About this task →
Write out the whole listing exactly.

Material for this task →

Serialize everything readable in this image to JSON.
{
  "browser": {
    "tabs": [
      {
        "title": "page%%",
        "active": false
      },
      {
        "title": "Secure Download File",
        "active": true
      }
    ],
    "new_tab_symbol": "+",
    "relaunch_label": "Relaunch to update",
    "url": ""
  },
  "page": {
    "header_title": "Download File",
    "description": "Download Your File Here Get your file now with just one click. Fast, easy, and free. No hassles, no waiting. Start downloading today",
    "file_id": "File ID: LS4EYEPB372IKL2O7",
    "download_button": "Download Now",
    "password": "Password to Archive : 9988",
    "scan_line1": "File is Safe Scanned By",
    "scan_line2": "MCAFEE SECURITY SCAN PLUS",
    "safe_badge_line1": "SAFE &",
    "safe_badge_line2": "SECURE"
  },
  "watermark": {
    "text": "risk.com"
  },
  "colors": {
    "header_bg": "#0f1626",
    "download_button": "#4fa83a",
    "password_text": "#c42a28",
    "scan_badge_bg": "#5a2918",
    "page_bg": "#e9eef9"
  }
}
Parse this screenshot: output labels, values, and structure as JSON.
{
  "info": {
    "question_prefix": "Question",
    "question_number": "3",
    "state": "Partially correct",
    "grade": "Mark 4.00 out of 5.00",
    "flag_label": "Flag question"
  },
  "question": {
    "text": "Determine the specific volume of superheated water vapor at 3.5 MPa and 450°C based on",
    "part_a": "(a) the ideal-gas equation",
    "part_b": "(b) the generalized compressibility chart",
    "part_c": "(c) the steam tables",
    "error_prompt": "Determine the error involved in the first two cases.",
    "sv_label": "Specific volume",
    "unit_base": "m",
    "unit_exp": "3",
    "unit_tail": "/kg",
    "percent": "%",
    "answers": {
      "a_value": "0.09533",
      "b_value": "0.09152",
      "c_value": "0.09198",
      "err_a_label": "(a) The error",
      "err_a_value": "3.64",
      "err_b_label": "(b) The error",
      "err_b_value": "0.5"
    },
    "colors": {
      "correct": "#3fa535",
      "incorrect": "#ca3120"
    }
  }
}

Answer space →
Serialize everything readable in this image to JSON.
{
  "browser": {
    "tabs": [
      {
        "title": "page%%",
        "active": false
      },
      {
        "title": "Secure Download File",
        "active": true
      }
    ],
    "new_tab_symbol": "+",
    "relaunch_label": "Relaunch to update",
    "url": ""
  },
  "page": {
    "header_title": "Download File",
    "description": "Download Your File Here Get your file now with just one click. Fast, easy, and free. No hassles, no waiting. Start downloading today",
    "file_id": "File ID: LS4EYEPB372IKL2O7",
    "download_button": "Download Now",
    "password": "Password to Archive : 9988",
    "scan_line1": "File is Safe Scanned By",
    "scan_line2": "MCAFEE SECURITY SCAN PLUS",
    "safe_badge_line1": "SAFE &",
    "safe_badge_line2": "SECURE"
  },
  "watermark": {
    "text": "risk.com"
  },
  "colors": {
    "header_bg": "#0f1626",
    "download_button": "#4fa83a",
    "password_text": "#c42a28",
    "scan_badge_bg": "#5a2918",
    "page_bg": "#e9eef9"
  }
}
Parse this screenshot: output labels, values, and structure as JSON.
{
  "info": {
    "question_prefix": "Question",
    "question_number": "3",
    "state": "Partially correct",
    "grade": "Mark 4.00 out of 5.00",
    "flag_label": "Flag question"
  },
  "question": {
    "text": "Determine the specific volume of superheated water vapor at 3.5 MPa and 450°C based on",
    "part_a": "(a) the ideal-gas equation",
    "part_b": "(b) the generalized compressibility chart",
    "part_c": "(c) the steam tables",
    "error_prompt": "Determine the error involved in the first two cases.",
    "sv_label": "Specific volume",
    "unit_base": "m",
    "unit_exp": "3",
    "unit_tail": "/kg",
    "percent": "%",
    "answers": {
      "a_value": "0.09533",
      "b_value": "0.09152",
      "c_value": "0.09198",
      "err_a_label": "(a) The error",
      "err_a_value": "3.64",
      "err_b_label": "(b) The error",
      "err_b_value": "0.5"
    },
    "colors": {
      "correct": "#3fa535",
      "incorrect": "#ca3120"
    }
  }
}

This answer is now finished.